(Records from a data source)
= Beginning of Section =

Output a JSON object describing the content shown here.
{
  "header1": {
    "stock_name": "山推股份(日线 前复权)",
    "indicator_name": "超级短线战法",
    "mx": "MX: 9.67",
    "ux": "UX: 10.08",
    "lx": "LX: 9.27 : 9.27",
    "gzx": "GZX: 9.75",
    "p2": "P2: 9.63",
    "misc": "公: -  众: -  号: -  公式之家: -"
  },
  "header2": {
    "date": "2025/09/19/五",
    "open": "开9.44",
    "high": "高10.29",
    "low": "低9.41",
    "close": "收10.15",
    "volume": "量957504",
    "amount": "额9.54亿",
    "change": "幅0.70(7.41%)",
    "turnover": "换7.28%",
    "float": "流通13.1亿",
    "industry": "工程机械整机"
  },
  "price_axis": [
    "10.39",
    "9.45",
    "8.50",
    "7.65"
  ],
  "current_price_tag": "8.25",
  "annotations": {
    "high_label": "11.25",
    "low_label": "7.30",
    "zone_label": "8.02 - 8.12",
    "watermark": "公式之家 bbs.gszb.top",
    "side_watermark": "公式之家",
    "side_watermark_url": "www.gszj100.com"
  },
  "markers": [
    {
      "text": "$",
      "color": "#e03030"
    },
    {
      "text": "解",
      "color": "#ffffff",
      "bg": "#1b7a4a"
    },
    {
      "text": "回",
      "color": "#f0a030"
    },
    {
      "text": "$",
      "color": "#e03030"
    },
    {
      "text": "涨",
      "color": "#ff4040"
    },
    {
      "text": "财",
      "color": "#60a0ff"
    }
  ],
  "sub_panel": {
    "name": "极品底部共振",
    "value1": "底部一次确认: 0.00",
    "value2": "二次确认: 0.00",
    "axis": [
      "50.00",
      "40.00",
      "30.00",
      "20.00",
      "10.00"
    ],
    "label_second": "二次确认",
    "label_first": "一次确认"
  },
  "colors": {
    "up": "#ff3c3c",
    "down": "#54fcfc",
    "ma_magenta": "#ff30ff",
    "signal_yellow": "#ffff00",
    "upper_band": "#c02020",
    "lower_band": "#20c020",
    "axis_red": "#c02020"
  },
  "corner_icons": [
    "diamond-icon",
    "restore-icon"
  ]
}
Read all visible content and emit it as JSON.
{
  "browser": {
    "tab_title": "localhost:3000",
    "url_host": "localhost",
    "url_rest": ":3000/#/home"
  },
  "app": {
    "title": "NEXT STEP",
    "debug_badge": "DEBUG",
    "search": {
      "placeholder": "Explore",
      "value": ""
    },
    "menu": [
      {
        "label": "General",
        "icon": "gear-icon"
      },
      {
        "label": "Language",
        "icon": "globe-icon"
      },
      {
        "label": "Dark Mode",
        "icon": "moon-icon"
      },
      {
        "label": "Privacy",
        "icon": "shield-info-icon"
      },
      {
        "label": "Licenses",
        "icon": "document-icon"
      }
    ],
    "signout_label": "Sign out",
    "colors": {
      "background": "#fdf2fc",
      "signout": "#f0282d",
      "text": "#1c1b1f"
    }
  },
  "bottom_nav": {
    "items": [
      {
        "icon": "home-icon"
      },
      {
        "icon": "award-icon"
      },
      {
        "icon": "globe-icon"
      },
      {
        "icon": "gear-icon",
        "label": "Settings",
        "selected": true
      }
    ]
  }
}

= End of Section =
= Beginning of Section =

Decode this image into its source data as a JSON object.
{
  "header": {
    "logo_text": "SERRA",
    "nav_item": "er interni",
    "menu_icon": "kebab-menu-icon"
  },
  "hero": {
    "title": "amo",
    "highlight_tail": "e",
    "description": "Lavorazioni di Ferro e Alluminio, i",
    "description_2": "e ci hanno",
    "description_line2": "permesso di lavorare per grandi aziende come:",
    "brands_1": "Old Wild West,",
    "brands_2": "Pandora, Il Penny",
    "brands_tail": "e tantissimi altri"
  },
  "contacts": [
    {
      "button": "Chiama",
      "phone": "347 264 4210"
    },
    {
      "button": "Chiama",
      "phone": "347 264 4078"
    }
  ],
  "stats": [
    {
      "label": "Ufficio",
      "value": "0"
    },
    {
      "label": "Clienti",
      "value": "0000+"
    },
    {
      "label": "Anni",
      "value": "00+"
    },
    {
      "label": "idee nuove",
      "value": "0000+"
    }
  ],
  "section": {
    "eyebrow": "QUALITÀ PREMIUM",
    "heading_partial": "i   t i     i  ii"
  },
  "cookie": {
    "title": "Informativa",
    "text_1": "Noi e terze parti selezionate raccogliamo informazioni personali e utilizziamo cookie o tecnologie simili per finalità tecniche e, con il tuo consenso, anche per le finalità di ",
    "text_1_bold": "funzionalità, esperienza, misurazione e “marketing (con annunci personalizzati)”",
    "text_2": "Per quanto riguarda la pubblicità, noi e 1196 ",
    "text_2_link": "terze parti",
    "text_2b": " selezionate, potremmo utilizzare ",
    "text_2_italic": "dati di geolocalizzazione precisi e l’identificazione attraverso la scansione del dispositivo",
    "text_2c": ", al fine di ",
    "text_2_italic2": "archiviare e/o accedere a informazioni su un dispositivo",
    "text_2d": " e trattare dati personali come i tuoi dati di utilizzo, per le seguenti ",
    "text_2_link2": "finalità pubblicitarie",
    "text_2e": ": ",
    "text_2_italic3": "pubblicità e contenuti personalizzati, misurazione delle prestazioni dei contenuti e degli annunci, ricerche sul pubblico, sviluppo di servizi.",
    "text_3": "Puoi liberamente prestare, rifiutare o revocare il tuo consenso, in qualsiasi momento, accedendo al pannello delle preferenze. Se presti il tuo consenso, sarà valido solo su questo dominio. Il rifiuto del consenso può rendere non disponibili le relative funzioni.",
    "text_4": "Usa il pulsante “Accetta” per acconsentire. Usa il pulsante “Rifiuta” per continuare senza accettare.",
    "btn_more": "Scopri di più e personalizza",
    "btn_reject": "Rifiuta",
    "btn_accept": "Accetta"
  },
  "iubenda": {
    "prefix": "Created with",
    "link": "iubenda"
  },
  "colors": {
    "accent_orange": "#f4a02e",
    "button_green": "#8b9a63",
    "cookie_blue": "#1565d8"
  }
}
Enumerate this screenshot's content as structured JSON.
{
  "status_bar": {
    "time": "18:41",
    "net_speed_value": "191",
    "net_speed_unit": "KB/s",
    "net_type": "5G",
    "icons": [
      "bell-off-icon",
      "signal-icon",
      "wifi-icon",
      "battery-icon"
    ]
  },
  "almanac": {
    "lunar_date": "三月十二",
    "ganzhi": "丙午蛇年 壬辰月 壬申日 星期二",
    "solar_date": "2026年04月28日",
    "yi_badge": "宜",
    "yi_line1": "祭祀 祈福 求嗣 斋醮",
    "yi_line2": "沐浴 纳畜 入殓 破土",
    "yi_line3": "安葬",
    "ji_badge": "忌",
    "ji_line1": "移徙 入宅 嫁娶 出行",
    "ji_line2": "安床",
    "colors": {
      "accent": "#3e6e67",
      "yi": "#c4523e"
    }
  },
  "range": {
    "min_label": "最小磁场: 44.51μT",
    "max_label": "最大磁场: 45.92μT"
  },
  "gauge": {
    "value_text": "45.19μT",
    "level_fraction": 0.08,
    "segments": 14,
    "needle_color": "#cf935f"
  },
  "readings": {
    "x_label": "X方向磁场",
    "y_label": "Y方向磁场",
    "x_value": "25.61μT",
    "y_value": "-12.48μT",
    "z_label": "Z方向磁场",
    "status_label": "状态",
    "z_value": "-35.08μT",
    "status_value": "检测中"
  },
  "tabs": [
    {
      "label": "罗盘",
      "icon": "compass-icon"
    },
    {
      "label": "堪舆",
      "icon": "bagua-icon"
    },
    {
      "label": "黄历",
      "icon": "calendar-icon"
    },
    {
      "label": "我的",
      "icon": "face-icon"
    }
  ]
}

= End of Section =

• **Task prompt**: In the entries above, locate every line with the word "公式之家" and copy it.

• **Solution to the problem**:
    "misc": "公: -  众: -  号: -  公式之家: -"
    "watermark": "公式之家 bbs.gszb.top",
    "side_watermark": "公式之家",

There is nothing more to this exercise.